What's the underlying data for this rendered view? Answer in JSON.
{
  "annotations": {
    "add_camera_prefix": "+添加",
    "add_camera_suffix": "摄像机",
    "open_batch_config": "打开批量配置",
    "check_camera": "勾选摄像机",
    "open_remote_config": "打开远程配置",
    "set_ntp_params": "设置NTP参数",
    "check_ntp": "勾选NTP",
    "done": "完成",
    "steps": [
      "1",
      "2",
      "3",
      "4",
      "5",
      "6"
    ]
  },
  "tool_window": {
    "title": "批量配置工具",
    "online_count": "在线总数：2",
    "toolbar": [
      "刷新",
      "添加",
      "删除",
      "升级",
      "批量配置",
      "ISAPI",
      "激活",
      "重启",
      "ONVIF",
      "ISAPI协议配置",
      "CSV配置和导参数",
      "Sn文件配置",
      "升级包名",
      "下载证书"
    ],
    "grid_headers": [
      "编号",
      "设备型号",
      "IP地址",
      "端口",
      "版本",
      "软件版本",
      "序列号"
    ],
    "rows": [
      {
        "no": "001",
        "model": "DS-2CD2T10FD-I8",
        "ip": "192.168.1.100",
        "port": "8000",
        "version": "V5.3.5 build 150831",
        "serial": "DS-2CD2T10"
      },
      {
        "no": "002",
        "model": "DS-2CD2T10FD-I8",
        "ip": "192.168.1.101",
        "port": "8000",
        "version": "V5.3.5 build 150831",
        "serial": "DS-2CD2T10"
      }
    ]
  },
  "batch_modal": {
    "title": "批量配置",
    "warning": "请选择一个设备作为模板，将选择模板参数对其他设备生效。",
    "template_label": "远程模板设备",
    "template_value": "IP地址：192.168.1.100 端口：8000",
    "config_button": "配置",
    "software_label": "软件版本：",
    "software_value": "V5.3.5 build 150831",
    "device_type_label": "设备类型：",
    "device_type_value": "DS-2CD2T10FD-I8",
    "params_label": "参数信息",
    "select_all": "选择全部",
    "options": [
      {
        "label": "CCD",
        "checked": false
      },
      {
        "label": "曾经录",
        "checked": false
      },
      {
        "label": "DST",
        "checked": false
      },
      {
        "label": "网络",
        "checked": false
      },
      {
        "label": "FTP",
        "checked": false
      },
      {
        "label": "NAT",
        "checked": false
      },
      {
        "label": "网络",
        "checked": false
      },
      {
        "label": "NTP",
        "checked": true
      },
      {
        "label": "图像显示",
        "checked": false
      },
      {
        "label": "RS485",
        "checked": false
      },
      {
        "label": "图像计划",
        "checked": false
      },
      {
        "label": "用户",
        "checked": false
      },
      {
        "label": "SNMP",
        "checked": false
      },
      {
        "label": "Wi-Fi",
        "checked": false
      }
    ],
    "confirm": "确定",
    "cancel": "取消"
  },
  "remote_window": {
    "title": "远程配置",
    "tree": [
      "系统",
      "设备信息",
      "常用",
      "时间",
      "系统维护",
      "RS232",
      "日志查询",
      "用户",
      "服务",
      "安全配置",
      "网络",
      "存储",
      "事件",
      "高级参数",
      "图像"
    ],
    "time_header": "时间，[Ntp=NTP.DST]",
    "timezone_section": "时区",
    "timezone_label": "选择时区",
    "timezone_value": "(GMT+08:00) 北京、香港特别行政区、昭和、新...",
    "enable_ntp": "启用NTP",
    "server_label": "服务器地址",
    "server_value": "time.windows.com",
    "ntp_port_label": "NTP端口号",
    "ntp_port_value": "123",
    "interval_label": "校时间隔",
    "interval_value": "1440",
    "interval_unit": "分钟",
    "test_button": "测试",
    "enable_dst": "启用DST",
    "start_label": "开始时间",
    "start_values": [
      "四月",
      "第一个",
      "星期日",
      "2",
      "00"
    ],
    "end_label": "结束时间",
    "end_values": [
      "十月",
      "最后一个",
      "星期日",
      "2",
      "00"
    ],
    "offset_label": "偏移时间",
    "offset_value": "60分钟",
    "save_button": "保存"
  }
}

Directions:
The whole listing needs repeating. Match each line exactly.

Exercise response:
What's the underlying data for this rendered view? Answer in JSON.
{
  "annotations": {
    "add_camera_prefix": "+添加",
    "add_camera_suffix": "摄像机",
    "open_batch_config": "打开批量配置",
    "check_camera": "勾选摄像机",
    "open_remote_config": "打开远程配置",
    "set_ntp_params": "设置NTP参数",
    "check_ntp": "勾选NTP",
    "done": "完成",
    "steps": [
      "1",
      "2",
      "3",
      "4",
      "5",
      "6"
    ]
  },
  "tool_window": {
    "title": "批量配置工具",
    "online_count": "在线总数：2",
    "toolbar": [
      "刷新",
      "添加",
      "删除",
      "升级",
      "批量配置",
      "ISAPI",
      "激活",
      "重启",
      "ONVIF",
      "ISAPI协议配置",
      "CSV配置和导参数",
      "Sn文件配置",
      "升级包名",
      "下载证书"
    ],
    "grid_headers": [
      "编号",
      "设备型号",
      "IP地址",
      "端口",
      "版本",
      "软件版本",
      "序列号"
    ],
    "rows": [
      {
        "no": "001",
        "model": "DS-2CD2T10FD-I8",
        "ip": "192.168.1.100",
        "port": "8000",
        "version": "V5.3.5 build 150831",
        "serial": "DS-2CD2T10"
      },
      {
        "no": "002",
        "model": "DS-2CD2T10FD-I8",
        "ip": "192.168.1.101",
        "port": "8000",
        "version": "V5.3.5 build 150831",
        "serial": "DS-2CD2T10"
      }
    ]
  },
  "batch_modal": {
    "title": "批量配置",
    "warning": "请选择一个设备作为模板，将选择模板参数对其他设备生效。",
    "template_label": "远程模板设备",
    "template_value": "IP地址：192.168.1.100 端口：8000",
    "config_button": "配置",
    "software_label": "软件版本：",
    "software_value": "V5.3.5 build 150831",
    "device_type_label": "设备类型：",
    "device_type_value": "DS-2CD2T10FD-I8",
    "params_label": "参数信息",
    "select_all": "选择全部",
    "options": [
      {
        "label": "CCD",
        "checked": false
      },
      {
        "label": "曾经录",
        "checked": false
      },
      {
        "label": "DST",
        "checked": false
      },
      {
        "label": "网络",
        "checked": false
      },
      {
        "label": "FTP",
        "checked": false
      },
      {
        "label": "NAT",
        "checked": false
      },
      {
        "label": "网络",
        "checked": false
      },
      {
        "label": "NTP",
        "checked": true
      },
      {
        "label": "图像显示",
        "checked": false
      },
      {
        "label": "RS485",
        "checked": false
      },
      {
        "label": "图像计划",
        "checked": false
      },
      {
        "label": "用户",
        "checked": false
      },
      {
        "label": "SNMP",
        "checked": false
      },
      {
        "label": "Wi-Fi",
        "checked": false
      }
    ],
    "confirm": "确定",
    "cancel": "取消"
  },
  "remote_window": {
    "title": "远程配置",
    "tree": [
      "系统",
      "设备信息",
      "常用",
      "时间",
      "系统维护",
      "RS232",
      "日志查询",
      "用户",
      "服务",
      "安全配置",
      "网络",
      "存储",
      "事件",
      "高级参数",
      "图像"
    ],
    "time_header": "时间，[Ntp=NTP.DST]",
    "timezone_section": "时区",
    "timezone_label": "选择时区",
    "timezone_value": "(GMT+08:00) 北京、香港特别行政区、昭和、新...",
    "enable_ntp": "启用NTP",
    "server_label": "服务器地址",
    "server_value": "time.windows.com",
    "ntp_port_label": "NTP端口号",
    "ntp_port_value": "123",
    "interval_label": "校时间隔",
    "interval_value": "1440",
    "interval_unit": "分钟",
    "test_button": "测试",
    "enable_dst": "启用DST",
    "start_label": "开始时间",
    "start_values": [
      "四月",
      "第一个",
      "星期日",
      "2",
      "00"
    ],
    "end_label": "结束时间",
    "end_values": [
      "十月",
      "最后一个",
      "星期日",
      "2",
      "00"
    ],
    "offset_label": "偏移时间",
    "offset_value": "60分钟",
    "save_button": "保存"
  }
}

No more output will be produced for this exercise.